## Exercise aim
Please determine how many lines of the material include the word "labels", and respond with nothing but that number.

◆ ◆ ◆ ◆ ◆

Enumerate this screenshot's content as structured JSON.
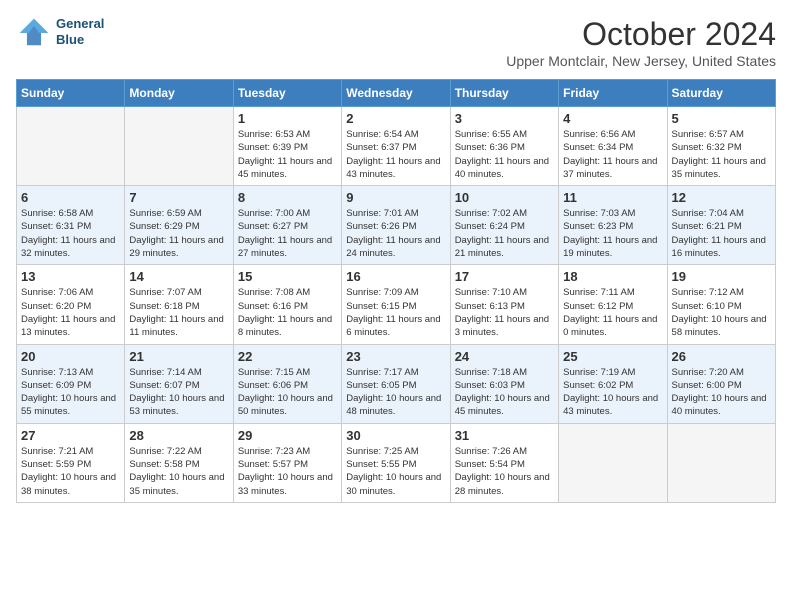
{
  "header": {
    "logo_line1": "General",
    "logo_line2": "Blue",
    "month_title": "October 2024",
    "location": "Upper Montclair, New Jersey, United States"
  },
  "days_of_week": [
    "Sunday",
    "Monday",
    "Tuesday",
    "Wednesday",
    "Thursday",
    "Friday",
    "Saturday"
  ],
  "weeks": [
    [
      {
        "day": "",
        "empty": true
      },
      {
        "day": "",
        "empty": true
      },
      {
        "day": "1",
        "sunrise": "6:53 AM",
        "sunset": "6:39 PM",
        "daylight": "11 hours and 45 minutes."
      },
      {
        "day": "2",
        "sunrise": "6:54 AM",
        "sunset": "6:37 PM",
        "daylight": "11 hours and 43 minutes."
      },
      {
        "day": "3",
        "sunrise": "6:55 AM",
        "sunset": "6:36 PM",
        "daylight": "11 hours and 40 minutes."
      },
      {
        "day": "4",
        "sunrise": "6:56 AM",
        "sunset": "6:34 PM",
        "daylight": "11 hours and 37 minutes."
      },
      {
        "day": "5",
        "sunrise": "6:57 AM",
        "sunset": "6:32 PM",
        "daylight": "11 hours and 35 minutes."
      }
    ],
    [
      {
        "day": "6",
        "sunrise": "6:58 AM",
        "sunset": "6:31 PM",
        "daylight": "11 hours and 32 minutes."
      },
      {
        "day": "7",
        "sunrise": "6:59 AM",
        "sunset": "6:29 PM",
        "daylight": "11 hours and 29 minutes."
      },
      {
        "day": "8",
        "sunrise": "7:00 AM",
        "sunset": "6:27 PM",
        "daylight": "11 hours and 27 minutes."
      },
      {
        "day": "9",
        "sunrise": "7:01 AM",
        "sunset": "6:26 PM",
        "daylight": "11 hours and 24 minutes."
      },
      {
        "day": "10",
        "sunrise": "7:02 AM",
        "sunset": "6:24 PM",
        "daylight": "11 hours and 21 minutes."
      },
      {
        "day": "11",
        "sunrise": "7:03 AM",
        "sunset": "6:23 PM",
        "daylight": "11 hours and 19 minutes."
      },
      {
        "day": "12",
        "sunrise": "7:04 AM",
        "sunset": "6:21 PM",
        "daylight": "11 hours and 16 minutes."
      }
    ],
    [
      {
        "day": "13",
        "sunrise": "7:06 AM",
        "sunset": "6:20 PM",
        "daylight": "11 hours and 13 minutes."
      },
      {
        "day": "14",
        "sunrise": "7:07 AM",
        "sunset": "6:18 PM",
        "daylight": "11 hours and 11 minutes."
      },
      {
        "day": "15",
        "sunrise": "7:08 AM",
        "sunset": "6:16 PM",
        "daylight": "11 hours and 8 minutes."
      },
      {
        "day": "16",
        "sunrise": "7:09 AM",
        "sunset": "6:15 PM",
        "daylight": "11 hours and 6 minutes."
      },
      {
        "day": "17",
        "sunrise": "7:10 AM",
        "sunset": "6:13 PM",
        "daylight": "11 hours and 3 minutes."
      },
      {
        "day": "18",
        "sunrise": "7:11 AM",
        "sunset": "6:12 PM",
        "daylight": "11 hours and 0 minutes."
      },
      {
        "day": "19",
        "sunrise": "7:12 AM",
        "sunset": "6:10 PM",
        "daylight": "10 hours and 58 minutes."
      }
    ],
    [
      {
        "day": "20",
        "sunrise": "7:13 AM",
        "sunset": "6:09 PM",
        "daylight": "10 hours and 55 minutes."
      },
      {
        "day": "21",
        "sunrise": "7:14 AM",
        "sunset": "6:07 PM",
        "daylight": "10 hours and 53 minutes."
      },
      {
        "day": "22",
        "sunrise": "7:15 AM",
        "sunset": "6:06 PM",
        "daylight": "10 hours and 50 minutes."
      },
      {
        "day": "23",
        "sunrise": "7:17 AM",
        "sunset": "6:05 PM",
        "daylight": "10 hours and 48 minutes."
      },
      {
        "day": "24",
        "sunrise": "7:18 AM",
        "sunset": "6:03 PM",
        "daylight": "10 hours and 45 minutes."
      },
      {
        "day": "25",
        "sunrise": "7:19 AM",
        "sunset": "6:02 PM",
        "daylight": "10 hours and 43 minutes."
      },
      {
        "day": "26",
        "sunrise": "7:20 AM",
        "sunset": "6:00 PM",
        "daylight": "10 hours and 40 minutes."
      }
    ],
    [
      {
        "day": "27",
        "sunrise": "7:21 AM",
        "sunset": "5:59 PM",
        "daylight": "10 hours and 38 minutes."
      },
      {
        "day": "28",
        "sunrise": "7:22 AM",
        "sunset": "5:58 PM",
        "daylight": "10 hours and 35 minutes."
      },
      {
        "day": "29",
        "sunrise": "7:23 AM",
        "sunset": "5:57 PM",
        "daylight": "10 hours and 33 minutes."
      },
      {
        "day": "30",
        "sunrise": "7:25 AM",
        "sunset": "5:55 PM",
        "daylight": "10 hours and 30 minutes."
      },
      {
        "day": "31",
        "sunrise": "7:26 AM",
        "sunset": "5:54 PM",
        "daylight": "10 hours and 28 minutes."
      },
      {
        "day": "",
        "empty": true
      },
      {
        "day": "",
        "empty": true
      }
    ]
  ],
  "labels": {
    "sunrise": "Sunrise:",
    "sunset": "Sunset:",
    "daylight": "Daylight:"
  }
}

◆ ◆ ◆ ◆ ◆

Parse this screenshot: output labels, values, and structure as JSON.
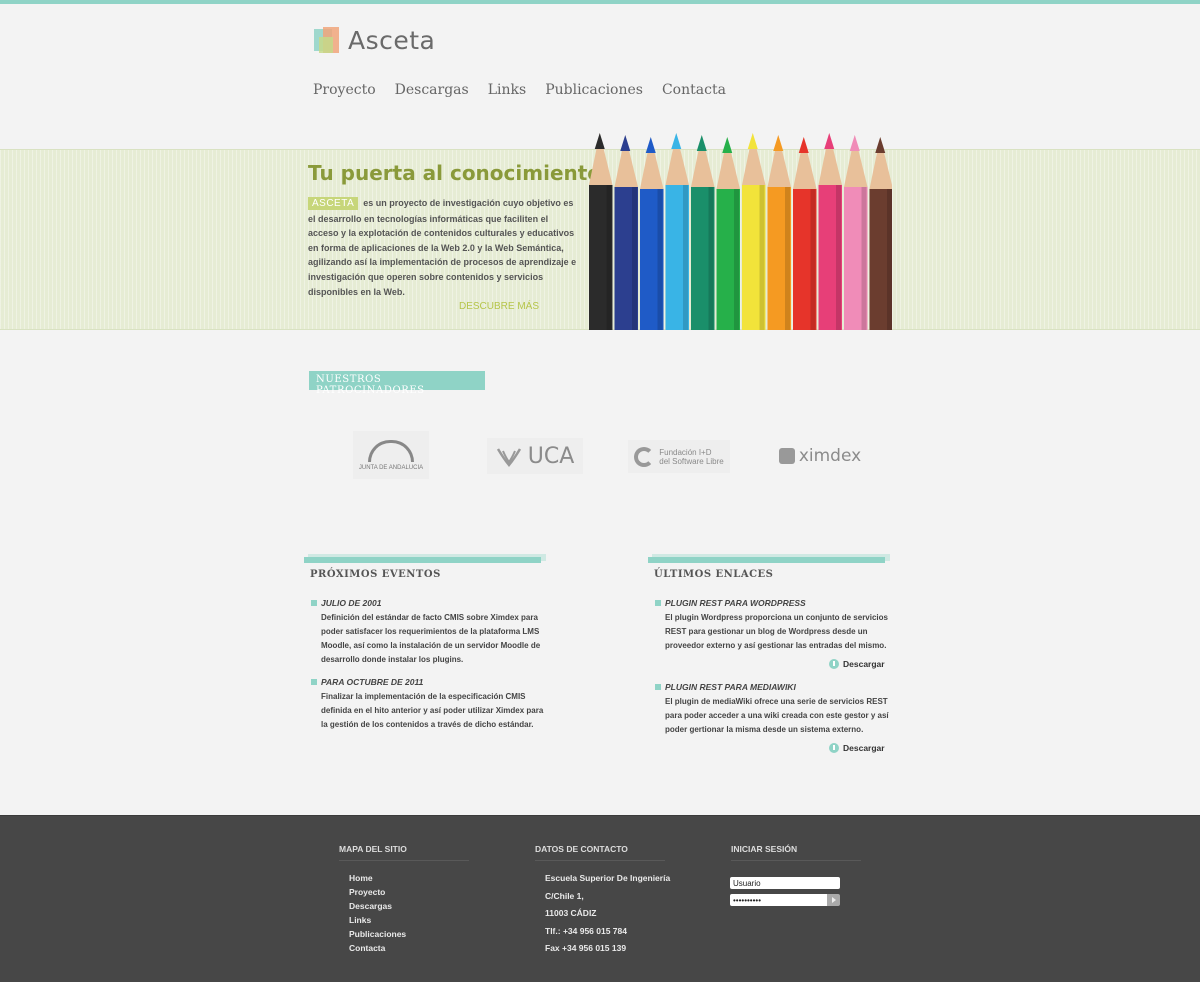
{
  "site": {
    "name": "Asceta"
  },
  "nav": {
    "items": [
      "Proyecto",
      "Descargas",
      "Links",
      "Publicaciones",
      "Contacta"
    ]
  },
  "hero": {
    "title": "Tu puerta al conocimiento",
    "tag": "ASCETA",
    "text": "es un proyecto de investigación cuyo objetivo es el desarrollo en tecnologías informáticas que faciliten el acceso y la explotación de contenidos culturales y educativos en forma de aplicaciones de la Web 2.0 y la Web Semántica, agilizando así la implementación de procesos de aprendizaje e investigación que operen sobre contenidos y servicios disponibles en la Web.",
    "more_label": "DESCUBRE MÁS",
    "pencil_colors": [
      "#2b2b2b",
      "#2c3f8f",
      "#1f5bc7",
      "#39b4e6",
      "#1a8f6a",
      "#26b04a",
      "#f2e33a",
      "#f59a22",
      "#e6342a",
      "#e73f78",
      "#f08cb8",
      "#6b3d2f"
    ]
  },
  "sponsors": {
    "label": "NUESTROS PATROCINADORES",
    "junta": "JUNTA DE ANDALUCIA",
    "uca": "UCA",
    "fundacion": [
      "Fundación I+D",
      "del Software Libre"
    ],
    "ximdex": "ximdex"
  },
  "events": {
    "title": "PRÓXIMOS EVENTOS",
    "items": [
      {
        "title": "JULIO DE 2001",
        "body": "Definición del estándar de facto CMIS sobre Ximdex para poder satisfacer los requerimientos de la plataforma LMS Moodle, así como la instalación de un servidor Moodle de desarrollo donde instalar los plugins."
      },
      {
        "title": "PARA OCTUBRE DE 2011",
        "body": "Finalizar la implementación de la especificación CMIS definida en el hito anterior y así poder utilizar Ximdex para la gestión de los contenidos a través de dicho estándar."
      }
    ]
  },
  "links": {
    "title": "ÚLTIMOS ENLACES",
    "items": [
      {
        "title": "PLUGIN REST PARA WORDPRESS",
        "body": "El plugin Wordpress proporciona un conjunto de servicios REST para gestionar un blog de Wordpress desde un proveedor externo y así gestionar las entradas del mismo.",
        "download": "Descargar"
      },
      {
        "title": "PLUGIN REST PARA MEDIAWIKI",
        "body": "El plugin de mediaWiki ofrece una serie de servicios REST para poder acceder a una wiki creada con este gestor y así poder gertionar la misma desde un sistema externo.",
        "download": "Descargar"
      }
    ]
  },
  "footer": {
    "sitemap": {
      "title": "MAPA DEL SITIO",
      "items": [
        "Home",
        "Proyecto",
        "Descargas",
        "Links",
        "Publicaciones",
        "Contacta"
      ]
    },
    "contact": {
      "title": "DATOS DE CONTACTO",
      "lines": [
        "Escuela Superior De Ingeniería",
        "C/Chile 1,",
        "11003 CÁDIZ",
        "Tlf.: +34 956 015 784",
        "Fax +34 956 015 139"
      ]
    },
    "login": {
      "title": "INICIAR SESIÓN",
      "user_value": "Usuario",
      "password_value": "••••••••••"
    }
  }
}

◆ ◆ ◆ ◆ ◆

## Solution
2